Hunting circles exchange a lot of information, and it was only a matter of time before I got round to dealing with a super question put over by one of our readers, "Why do hunters pattern their shotguns?"
Now, many a seasoned shooter would probably take this as granted, but you will be surprised at even how many veterans are not sure when this question arises. So here I decided to put all controversies to rest and deal with the topic in full detail once and for all.
Here’s a tried and tested method for patterning your shotgun which is easily actionable by creating a basic setup:
Now coming why patterning is required, the answers are many but the explanations simple:
It is easy to lose sight of the fact in the excitement of bagging a trophy that you are taking a life. Even if you are a sharpshooter, a shotgun that is not patterned could hit the target anywhere which could result in a slow and painful death of the animal.
One of the unwritten rules of hunting ethics is that the kill should happen as swiftly as possible, meaning that the shot should penetrate in such a way that the animal has a relatively painless death.
A shotgun tube choke works rather like the nozzle of a hosepipe, enhancing the accuracy of the shot without compromising on power. A gunsmith is the best person to fit tube chokes in the barrels of your shotgun. However, the accuracy of a choke can be optimized once your shotgun is patterned. A choke is particularly useful for improving the performance of an old gun.
As a regular hunter, especially if you hunt various categories of game, you will find yourself switching to different loads from time to time which can be telling on the performance of your shotgun. If you take the trouble to pattern your shotgun against different grades and brands of ammunition, you will find that the overall performance of your weapons is significantly improved.
Working in reverse, it is also possible to use this as a useful method for finding the best-suited shotgun for a particular type of hunting. Although a quick look at the internet or a visit to your local gun store can tell you what sort of firearm you need for your desired purpose, there can be variations.

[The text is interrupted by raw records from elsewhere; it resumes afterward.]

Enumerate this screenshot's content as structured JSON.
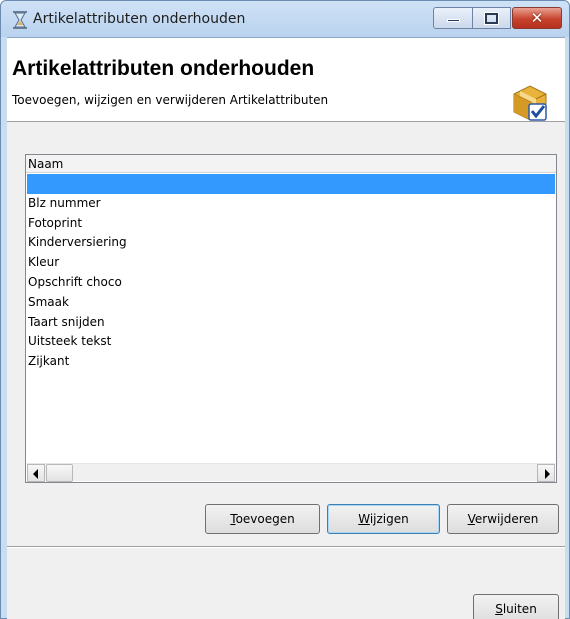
{
  "window": {
    "title": "Artikelattributen onderhouden",
    "icon": "hourglass-icon",
    "controls": [
      "minimize-icon",
      "maximize-icon",
      "close-icon"
    ],
    "close_glyph": "✕"
  },
  "header": {
    "title": "Artikelattributen onderhouden",
    "subtitle": "Toevoegen, wijzigen en verwijderen Artikelattributen",
    "icon": "package-check-icon"
  },
  "list": {
    "column": "Naam",
    "selected_index": 0,
    "items": [
      "",
      "Blz nummer",
      "Fotoprint",
      "Kinderversiering",
      "Kleur",
      "Opschrift choco",
      "Smaak",
      "Taart snijden",
      "Uitsteek tekst",
      "Zijkant"
    ]
  },
  "buttons": {
    "add": {
      "mnemonic": "T",
      "rest": "oevoegen"
    },
    "edit": {
      "mnemonic": "W",
      "rest": "ijzigen"
    },
    "delete": {
      "mnemonic": "V",
      "rest": "erwijderen"
    },
    "close": {
      "mnemonic": "S",
      "rest": "luiten"
    }
  },
  "colors": {
    "selection": "#3399ff",
    "titlebar": "#c9ddf1",
    "close_button": "#c8442e"
  }
}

Just to illustrate this point, for hunting wild turkey, you would need a tighter pattern than for duck hunting. You can designate a shotgun for a particular category through patterning.
Whether you are a new hunter or an experienced one, the ‘feel' of a weapon is a subjective thing which will come to you only by using it. Some shotguns may not feel so comfortable, and you will probably not get a suitable pattern from it. If your weapon patterns well, you are most likely to be comfortable with it as well.
So, you need to spend some time and make an extra effort to pattern your shotgun. This way, you will be able to get a better understanding of your weapon, which is one of the more important things that make a good hunter.
So where does all this lead us? We have gone through the intricacies of how a shotgun behaves. By now you will be much more aware of why hunters pattern their shotguns. The revealed facts are as follows:
If you haven't already done it, you will see the difference in performance of a patterned shotgun. It is not as if you cannot use one that has not been patterned but the reason that hunters pattern their shotguns is just another way of getting a better shooting experience, and it all adds to being a more successful hunter.
We hope that you will benefit from these interesting facts about why hunters pattern their shotguns, and how to do it yourself. We welcome your feedback and comments, so please do get in touch with us with your valuable contributions.
I am Kevin who is a founder of deerhuntingfield.com; Here at Deer Hunting Field, we want to teach and educate. Hunting is a passion which has existed in mankind since almost the beginning, and with the advent of the internet, we can now share information, tips, and more with each other faster than ever before. This is a crucial part of our philosophy.